weather or equipment problems was later picked up and some special projects
that could only be done after the grid was completed, such as the penguin diet
sampling, were successfully accomplished.The success of this cruise owes much to the incredible competence,
skill, and great attitude of the Raytheon technical support group. The officers
and crew of the N.B. Palmer also
provided superb assistance.
This will be last of the individual reports of the
scientific activities aboard the N.B.
Palmer on this the third in a series of four Southern Ocean GLOBEC cruises.
Members of the scientific party are hard at work preparing their sections of
the cruise report, which we plan to have completed by the time the ship reaches
Marine Mammal report (Debra Glasgow)
Thursday, 16 May dawned with fog, snow, and very poor
visibility of <300 meters as the Palmer
passed through an area of many growlers on its way from CrystalSound to Palmer Station. Captain
Joe Borkowski saw 2 humpbacks surface 50 meters off
the port bow at approximately 0924. I was
on the bridge 5 minutes later, but did not see them as the fog and snow limited
visibility. No marine mammal survey was conducted today due to the inclement
weather and arrival at Palmer Station at .
On 17 May, the marine mammal survey began at 0910 as the Palmer started the transit through GerlacheStrait
in fog and snow. Visibility was poor at <1 nautical mile, but was variable,
clearing late in the morning. It was a balmy -2.2șC and a mere 4.5 knots of

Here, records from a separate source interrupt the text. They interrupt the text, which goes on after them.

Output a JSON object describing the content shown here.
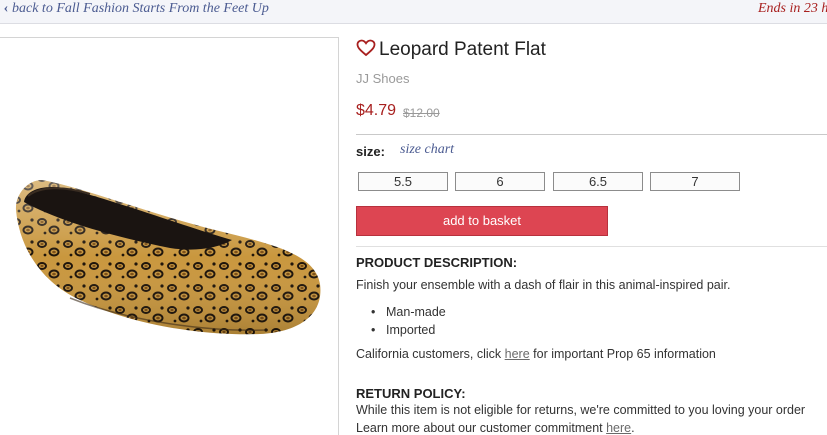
{
  "topbar": {
    "back_label": "back to Fall Fashion Starts From the Feet Up",
    "ends_label": "Ends in 23 h"
  },
  "product": {
    "title": "Leopard Patent Flat",
    "brand": "JJ Shoes",
    "price": "$4.79",
    "original_price": "$12.00"
  },
  "size": {
    "label": "size:",
    "chart_link": "size chart",
    "options": [
      "5.5",
      "6",
      "6.5",
      "7"
    ]
  },
  "cart": {
    "add_label": "add to basket"
  },
  "description": {
    "heading": "PRODUCT DESCRIPTION:",
    "text": "Finish your ensemble with a dash of flair in this animal-inspired pair.",
    "bullets": [
      "Man-made",
      "Imported"
    ],
    "prop65_prefix": "California customers, click ",
    "prop65_link": "here",
    "prop65_suffix": " for important Prop 65 information"
  },
  "return_policy": {
    "heading": "RETURN POLICY:",
    "text": "While this item is not eligible for returns, we're committed to you loving your order",
    "commitment_prefix": "Learn more about our customer commitment ",
    "commitment_link": "here",
    "commitment_suffix": "."
  },
  "colors": {
    "accent_red": "#a8201f",
    "button_red": "#dd4552",
    "link_blue": "#4b5b91"
  }
}
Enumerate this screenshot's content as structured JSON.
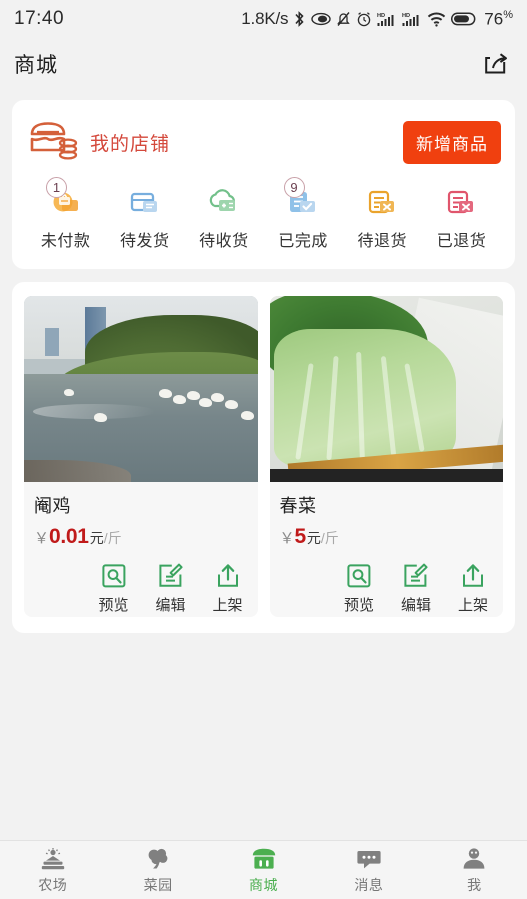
{
  "statusbar": {
    "time": "17:40",
    "network_speed": "1.8K/s",
    "icons": [
      "bluetooth-icon",
      "data-saver-icon",
      "mute-icon",
      "alarm-icon",
      "hd-signal-one-icon",
      "hd-signal-two-icon",
      "wifi-icon",
      "battery-icon"
    ],
    "battery_percent": "76",
    "percent_sign": "%"
  },
  "titlebar": {
    "title": "商城",
    "share_icon": "share-icon"
  },
  "shop": {
    "icon": "storefront-icon",
    "name": "我的店铺",
    "add_product_label": "新增商品",
    "accent_color": "#f0400f",
    "name_color": "#d4493c",
    "stats": [
      {
        "label": "未付款",
        "icon": "unpaid-coin-icon",
        "badge": "1",
        "color": "#f5a623"
      },
      {
        "label": "待发货",
        "icon": "to-ship-box-icon",
        "badge": "",
        "color": "#5b9bd5"
      },
      {
        "label": "待收货",
        "icon": "to-receive-icon",
        "badge": "",
        "color": "#54b06a"
      },
      {
        "label": "已完成",
        "icon": "completed-doc-icon",
        "badge": "9",
        "color": "#5b9bd5"
      },
      {
        "label": "待退货",
        "icon": "pending-return-icon",
        "badge": "",
        "color": "#eaa32c"
      },
      {
        "label": "已退货",
        "icon": "returned-icon",
        "badge": "",
        "color": "#e0556c"
      }
    ]
  },
  "products": [
    {
      "image": "river-ducks-photo",
      "title": "阉鸡",
      "currency": "￥",
      "amount": "0.01",
      "yuan": "元",
      "unit": "/斤",
      "actions": [
        {
          "label": "预览",
          "icon": "preview-icon"
        },
        {
          "label": "编辑",
          "icon": "edit-icon"
        },
        {
          "label": "上架",
          "icon": "publish-icon"
        }
      ]
    },
    {
      "image": "green-vegetable-photo",
      "title": "春菜",
      "currency": "￥",
      "amount": "5",
      "yuan": "元",
      "unit": "/斤",
      "actions": [
        {
          "label": "预览",
          "icon": "preview-icon"
        },
        {
          "label": "编辑",
          "icon": "edit-icon"
        },
        {
          "label": "上架",
          "icon": "publish-icon"
        }
      ]
    }
  ],
  "bottomnav": {
    "active_color": "#4caf50",
    "inactive_color": "#777777",
    "items": [
      {
        "label": "农场",
        "icon": "farm-icon",
        "active": false
      },
      {
        "label": "菜园",
        "icon": "garden-tree-icon",
        "active": false
      },
      {
        "label": "商城",
        "icon": "store-icon",
        "active": true
      },
      {
        "label": "消息",
        "icon": "message-icon",
        "active": false
      },
      {
        "label": "我",
        "icon": "profile-icon",
        "active": false
      }
    ]
  }
}
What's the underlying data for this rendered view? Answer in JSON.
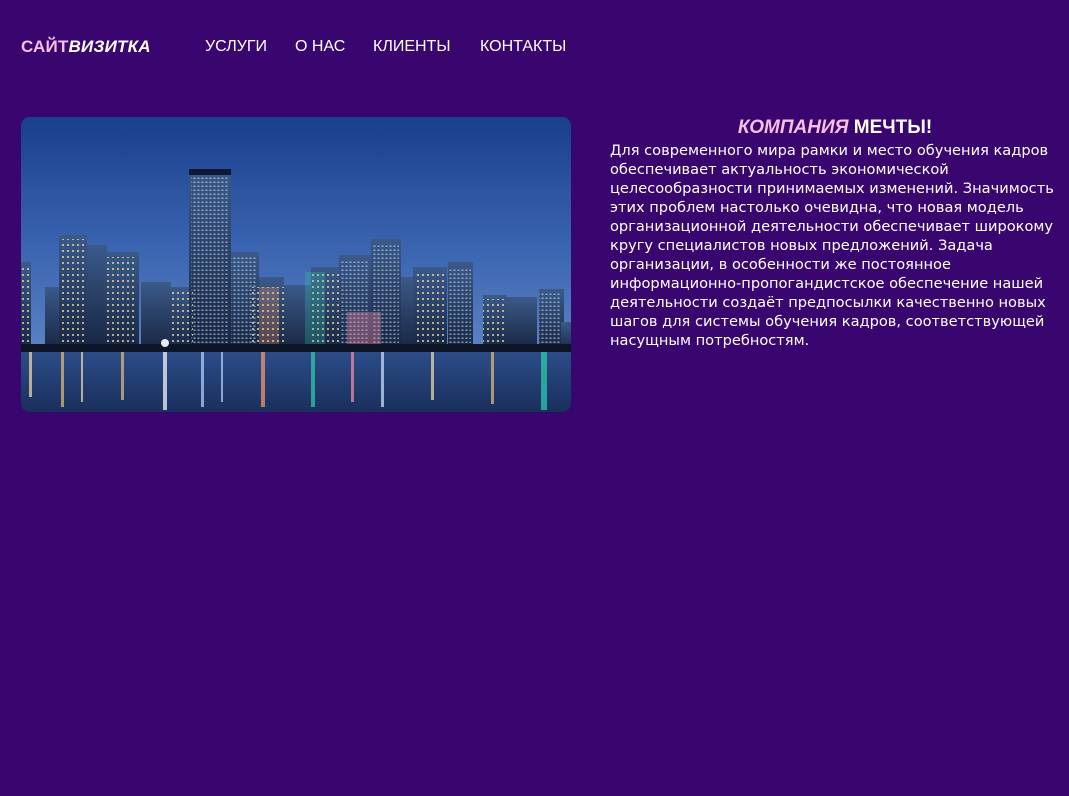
{
  "header": {
    "logo": {
      "part1": "САЙТ",
      "part2": "ВИЗИТКА"
    },
    "nav": [
      {
        "label": "УСЛУГИ"
      },
      {
        "label": "О НАС"
      },
      {
        "label": "КЛИЕНТЫ"
      },
      {
        "label": "КОНТАКТЫ"
      }
    ]
  },
  "hero": {
    "image_subject": "night-city-skyline"
  },
  "content": {
    "headline_part1": "КОМПАНИЯ",
    "headline_part2": "МЕЧТЫ!",
    "paragraph": "Для современного мира рамки и место обучения кадров обеспечивает актуальность экономической целесообразности принимаемых изменений. Значимость этих проблем настолько очевидна, что новая модель организационной деятельности обеспечивает широкому кругу специалистов новых предложений. Задача организации, в особенности же постоянное информационно-пропогандистское обеспечение нашей деятельности создаёт предпосылки качественно новых шагов для системы обучения кадров, соответствующей насущным потребностям."
  },
  "colors": {
    "background": "#390670",
    "accent_pink": "#f7bfe6",
    "text": "#ffffff"
  }
}
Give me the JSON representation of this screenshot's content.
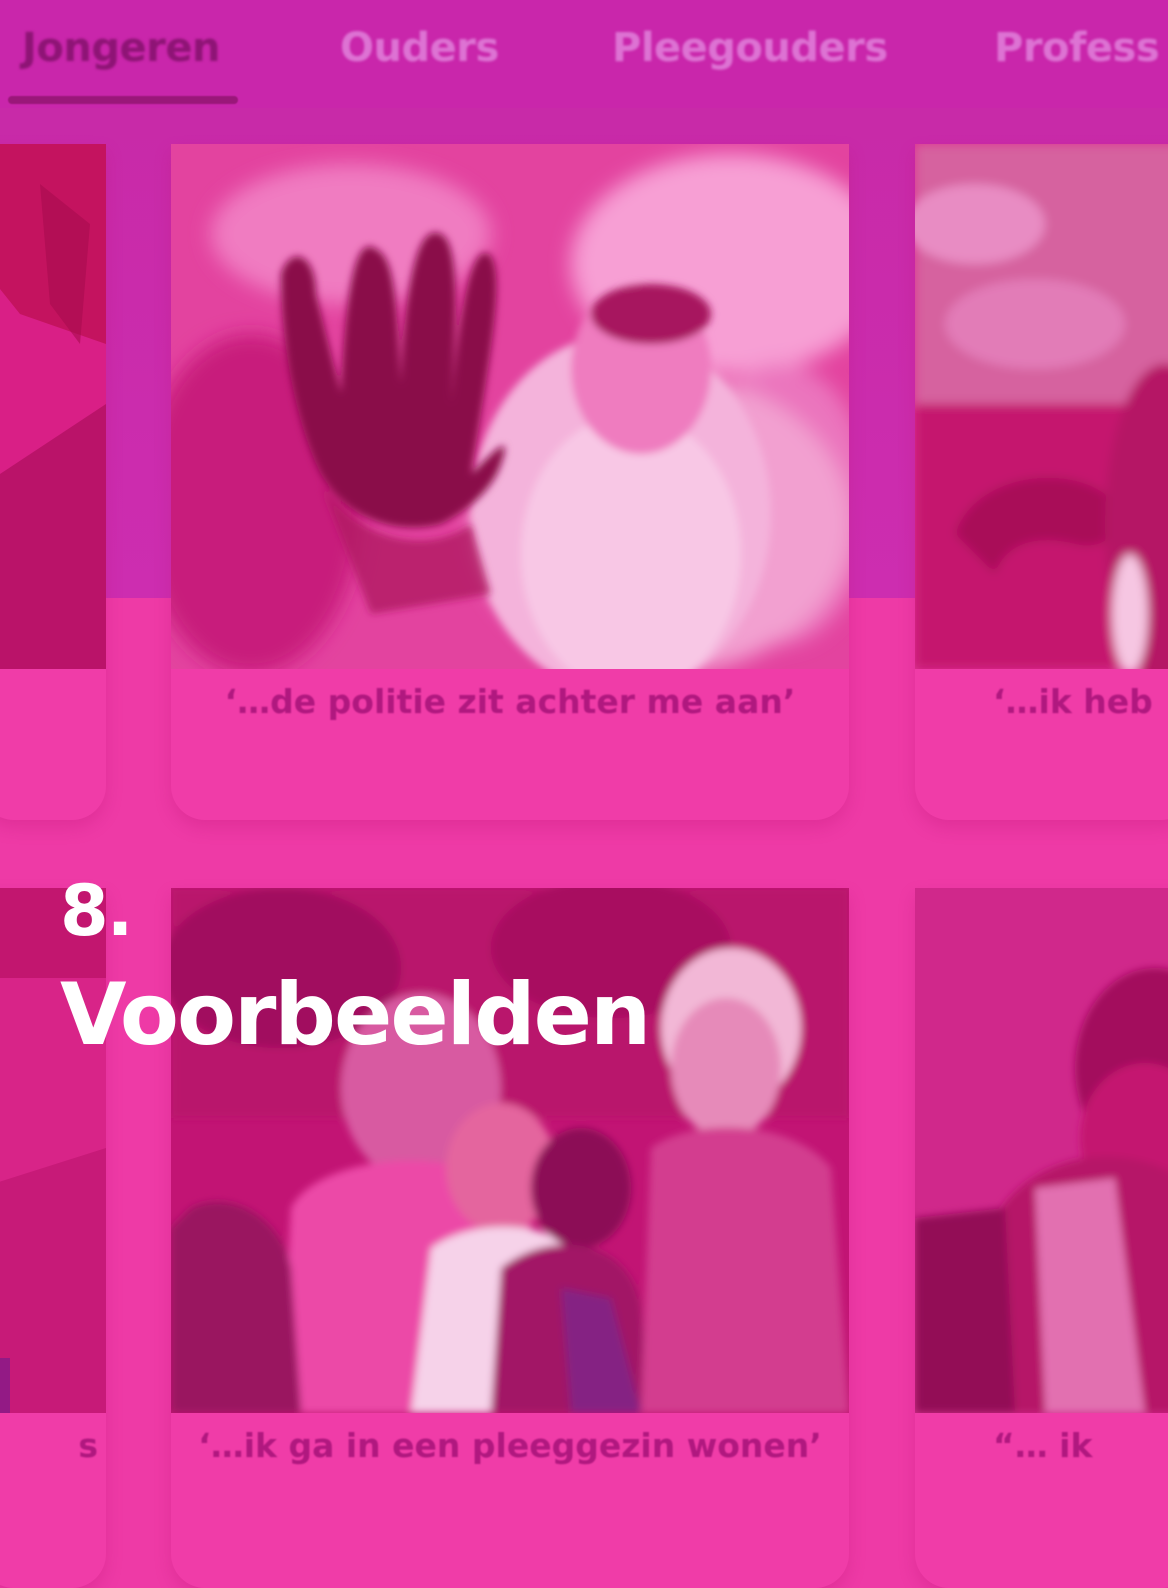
{
  "tabs": [
    {
      "label": "Jongeren",
      "active": true
    },
    {
      "label": "Ouders",
      "active": false
    },
    {
      "label": "Pleegouders",
      "active": false
    },
    {
      "label": "Profess",
      "active": false
    }
  ],
  "colors": {
    "overlay_pink": "#ee3aa6",
    "tabbar_purple": "#c926ab",
    "active_tab": "#8e1475",
    "caption_text": "#b0187f",
    "heading_text": "#ffffff"
  },
  "cards_row1": [
    {
      "caption": "",
      "image": "photo-red-fabric"
    },
    {
      "caption": "‘…de politie zit achter me aan’",
      "image": "photo-boy-reaching-hand"
    },
    {
      "caption": "‘…ik heb",
      "image": "photo-child-with-headphones"
    }
  ],
  "cards_row2": [
    {
      "caption": "s",
      "image": "photo-cropped"
    },
    {
      "caption": "‘…ik ga in een pleeggezin wonen’",
      "image": "photo-foster-family"
    },
    {
      "caption": "“… ik",
      "image": "photo-boy-plaid-shirt"
    }
  ],
  "section": {
    "number": "8.",
    "title": "Voorbeelden"
  }
}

wind (increasing in the afternoon), with variable ice conditions with icebergs,
bits, and growlers near the beginning of the Strait. Fur seals were seen on
floes and in the water and a few elephant seals were also passed, mostly near
the beginning of the Strait. Several groups of porpoising
penguins were passed periodically.
At 1035, we encountered the first of 2 sightings of minke
whales for the day and from then on whales were seen regularly. There were 7
sightings for the day, 14 whales in all. Two minke, 9
humpbacks and 3 like-humpbacks. The ship was made available today to
deviate from our course to approach whales for I.D. photography purposes.
Successful identification photographs were taken of 3 of the humpback groups.
One pod of 3 humpbacks first sighted at 1251, stayed with
the ship for over half an hour as we stopped for I.D. photos, swimming to the
ship, and surfacing right beside us repeatedly. Good I.D. photos were taken of this
group and two of the whales had very distinctive dorsal fins and white patches
on their flanks, fluke shots were successfully taken of at least 2 of the
whales. The third whale was smaller and lighter in color. The two larger whales
were surfacing side by side, often touching each other. These whales actually
followed us briefly when we began moving on. The survey ended in poor light at
1539 as Palmer left the GerlacheStrait.
There have been 54 cetacean sightings to date of 112 animals.